*PROBLEM TO SOLVE*: Return all lines of the data in which the string "selected" occurs.
+-------+
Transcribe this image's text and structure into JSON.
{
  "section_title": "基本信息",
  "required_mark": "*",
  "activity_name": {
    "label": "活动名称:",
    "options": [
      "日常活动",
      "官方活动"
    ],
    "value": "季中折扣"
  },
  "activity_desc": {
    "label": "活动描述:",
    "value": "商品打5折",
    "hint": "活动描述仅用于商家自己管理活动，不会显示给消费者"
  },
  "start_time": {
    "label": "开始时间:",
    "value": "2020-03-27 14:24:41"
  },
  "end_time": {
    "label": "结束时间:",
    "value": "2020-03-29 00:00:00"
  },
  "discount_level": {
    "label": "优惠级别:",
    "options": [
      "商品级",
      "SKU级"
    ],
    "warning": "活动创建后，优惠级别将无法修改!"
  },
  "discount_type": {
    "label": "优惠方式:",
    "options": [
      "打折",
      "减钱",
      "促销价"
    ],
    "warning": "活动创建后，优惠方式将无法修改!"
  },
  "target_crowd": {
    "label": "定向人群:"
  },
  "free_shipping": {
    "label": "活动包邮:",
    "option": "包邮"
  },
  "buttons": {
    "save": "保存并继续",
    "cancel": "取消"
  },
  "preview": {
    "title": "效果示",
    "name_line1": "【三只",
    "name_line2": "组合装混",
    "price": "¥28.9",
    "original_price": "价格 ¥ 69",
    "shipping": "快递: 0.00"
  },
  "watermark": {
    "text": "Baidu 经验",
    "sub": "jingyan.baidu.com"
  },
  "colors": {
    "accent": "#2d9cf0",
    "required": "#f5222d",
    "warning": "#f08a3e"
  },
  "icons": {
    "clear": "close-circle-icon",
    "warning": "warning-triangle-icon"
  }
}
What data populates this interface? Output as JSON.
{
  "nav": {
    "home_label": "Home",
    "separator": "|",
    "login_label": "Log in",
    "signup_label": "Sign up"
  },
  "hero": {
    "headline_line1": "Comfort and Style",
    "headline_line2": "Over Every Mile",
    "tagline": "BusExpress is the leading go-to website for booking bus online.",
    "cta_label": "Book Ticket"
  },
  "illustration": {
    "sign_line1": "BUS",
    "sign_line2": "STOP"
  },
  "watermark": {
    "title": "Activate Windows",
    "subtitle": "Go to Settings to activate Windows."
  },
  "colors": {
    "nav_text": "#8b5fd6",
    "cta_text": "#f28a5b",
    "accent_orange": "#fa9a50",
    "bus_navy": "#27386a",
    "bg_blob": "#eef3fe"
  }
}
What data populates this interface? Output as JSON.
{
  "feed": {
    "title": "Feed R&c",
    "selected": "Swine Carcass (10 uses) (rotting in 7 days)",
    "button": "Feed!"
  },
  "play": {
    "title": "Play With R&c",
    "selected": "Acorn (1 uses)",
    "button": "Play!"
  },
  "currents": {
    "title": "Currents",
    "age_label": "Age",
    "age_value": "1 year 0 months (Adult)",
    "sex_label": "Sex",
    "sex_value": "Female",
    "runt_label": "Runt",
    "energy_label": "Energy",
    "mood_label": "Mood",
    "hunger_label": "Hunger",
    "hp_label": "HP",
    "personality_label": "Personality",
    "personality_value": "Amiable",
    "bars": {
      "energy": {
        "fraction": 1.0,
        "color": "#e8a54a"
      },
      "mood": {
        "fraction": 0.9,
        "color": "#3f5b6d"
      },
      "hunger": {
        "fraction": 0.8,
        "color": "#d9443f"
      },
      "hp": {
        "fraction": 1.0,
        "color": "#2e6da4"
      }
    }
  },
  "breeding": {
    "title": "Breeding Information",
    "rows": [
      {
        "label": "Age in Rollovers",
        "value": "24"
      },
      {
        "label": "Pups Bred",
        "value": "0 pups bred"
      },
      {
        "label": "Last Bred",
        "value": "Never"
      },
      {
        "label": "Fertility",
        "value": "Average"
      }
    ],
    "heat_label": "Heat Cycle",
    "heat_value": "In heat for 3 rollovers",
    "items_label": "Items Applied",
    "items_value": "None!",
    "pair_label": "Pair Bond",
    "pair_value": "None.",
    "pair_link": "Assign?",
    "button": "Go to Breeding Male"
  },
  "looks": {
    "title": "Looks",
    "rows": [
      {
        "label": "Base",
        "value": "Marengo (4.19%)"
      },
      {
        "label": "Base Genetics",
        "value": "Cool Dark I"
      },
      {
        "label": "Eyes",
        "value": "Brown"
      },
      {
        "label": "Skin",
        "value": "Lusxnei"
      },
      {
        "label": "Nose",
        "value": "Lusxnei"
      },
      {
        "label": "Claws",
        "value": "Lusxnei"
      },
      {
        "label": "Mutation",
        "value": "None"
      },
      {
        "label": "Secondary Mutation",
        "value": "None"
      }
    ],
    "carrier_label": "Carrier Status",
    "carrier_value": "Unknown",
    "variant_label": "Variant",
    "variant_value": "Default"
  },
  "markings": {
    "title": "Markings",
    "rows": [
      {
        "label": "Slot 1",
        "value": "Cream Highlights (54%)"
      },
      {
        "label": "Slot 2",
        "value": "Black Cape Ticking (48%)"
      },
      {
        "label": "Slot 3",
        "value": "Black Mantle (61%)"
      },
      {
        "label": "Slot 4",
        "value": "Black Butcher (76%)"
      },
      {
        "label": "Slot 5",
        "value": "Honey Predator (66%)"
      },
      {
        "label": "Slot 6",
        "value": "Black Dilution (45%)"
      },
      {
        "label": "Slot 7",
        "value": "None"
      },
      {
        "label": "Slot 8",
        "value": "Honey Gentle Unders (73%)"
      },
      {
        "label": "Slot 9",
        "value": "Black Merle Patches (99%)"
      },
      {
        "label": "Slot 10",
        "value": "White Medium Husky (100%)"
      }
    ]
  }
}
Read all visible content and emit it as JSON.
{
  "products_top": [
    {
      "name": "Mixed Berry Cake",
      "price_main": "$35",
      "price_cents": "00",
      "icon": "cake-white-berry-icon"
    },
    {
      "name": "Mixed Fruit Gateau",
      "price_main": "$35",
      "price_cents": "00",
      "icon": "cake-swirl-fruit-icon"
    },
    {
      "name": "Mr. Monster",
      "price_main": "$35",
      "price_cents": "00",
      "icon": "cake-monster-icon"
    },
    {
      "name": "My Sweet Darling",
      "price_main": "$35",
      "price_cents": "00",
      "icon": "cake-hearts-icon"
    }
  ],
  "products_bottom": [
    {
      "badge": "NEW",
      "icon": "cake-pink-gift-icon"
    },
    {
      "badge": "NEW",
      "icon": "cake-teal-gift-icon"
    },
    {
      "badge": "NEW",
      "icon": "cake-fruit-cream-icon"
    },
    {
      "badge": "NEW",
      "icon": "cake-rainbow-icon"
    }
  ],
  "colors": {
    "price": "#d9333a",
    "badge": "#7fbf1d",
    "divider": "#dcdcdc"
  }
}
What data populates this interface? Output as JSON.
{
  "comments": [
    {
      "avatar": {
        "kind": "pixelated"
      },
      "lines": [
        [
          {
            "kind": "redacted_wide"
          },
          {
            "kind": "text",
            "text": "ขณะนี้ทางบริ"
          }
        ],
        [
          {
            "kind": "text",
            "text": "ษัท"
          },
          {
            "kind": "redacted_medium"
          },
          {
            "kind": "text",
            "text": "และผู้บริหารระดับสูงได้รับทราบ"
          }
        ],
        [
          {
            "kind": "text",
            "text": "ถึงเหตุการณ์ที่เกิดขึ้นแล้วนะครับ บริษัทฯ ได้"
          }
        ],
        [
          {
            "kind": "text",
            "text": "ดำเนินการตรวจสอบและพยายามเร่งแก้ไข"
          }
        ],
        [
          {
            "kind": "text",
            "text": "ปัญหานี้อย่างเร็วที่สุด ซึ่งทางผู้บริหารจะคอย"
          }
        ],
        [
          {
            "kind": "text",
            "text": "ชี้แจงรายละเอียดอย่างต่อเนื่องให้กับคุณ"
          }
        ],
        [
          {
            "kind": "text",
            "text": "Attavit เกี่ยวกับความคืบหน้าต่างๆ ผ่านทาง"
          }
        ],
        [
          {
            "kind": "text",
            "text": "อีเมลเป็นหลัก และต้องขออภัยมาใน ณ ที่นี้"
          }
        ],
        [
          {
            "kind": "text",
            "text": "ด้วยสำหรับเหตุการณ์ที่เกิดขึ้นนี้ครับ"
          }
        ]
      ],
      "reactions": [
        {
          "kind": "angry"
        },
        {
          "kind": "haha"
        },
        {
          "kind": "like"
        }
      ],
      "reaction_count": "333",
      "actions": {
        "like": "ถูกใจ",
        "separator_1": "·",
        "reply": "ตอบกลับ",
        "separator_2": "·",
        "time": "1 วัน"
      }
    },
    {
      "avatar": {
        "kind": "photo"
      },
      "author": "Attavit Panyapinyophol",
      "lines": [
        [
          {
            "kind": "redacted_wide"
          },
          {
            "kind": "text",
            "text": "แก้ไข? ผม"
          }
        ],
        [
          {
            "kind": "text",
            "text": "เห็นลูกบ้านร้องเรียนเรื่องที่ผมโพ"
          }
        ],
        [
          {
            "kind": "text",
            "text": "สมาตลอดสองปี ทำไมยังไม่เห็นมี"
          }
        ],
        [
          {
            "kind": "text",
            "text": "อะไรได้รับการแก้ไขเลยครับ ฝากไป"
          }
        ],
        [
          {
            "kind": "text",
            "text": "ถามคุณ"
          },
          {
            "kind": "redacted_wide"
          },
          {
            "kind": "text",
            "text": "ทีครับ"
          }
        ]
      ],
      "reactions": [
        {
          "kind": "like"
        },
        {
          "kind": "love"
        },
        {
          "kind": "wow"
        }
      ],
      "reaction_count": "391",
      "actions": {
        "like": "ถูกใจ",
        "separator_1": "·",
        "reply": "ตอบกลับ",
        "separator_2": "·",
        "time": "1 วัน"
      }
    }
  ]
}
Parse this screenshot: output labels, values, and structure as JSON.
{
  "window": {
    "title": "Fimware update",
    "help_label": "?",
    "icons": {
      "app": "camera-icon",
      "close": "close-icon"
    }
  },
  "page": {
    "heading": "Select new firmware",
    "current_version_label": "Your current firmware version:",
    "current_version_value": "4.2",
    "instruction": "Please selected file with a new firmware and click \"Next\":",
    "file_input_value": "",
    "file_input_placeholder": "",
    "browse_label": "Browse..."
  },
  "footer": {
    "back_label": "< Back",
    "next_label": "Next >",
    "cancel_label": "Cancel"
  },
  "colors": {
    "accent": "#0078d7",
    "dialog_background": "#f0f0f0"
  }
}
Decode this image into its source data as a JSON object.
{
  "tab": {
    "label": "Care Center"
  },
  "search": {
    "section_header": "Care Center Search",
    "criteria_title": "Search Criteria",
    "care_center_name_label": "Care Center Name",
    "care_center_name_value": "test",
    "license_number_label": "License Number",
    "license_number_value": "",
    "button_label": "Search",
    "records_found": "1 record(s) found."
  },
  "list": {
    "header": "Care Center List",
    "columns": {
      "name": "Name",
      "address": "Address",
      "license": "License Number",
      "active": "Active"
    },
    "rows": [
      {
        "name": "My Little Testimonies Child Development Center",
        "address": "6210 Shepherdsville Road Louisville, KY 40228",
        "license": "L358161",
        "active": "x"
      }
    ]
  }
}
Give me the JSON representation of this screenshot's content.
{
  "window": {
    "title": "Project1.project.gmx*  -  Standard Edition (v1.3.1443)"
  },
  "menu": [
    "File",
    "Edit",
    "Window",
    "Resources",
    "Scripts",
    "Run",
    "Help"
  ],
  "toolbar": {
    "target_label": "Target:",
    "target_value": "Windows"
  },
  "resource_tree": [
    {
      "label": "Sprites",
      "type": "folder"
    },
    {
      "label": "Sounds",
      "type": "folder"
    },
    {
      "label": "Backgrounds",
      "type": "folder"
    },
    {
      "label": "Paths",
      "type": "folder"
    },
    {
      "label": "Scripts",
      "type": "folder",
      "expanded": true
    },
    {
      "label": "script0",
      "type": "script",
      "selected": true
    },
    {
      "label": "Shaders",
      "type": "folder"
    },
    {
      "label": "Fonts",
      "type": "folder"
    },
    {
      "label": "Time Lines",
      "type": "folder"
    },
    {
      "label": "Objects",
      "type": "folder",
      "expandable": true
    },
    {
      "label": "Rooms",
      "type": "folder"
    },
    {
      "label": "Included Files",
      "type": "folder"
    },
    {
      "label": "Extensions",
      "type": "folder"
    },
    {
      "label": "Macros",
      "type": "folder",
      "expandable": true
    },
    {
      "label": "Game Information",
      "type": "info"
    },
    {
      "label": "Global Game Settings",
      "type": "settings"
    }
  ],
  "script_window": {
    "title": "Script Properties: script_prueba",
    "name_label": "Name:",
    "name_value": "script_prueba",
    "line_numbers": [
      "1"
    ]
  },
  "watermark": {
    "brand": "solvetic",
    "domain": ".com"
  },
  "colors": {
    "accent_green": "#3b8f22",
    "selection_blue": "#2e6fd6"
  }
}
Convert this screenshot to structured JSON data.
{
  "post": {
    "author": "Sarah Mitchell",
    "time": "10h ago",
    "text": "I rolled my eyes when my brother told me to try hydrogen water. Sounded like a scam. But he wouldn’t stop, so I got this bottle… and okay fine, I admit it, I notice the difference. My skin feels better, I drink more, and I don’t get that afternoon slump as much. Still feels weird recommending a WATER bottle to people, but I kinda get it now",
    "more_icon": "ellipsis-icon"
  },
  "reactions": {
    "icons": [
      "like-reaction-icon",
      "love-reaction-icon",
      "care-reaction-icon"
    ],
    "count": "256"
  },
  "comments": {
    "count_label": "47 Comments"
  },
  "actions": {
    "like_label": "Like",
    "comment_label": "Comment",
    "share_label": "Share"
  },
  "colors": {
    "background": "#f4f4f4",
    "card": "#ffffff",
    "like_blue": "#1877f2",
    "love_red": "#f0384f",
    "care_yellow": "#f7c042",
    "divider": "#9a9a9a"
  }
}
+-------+
*TASK RESULT*:
    "selected": "Swine Carcass (10 uses) (rotting in 7 days)",
    "selected": "Acorn (1 uses)",
    "instruction": "Please selected file with a new firmware and click \"Next\":",
      "selected": true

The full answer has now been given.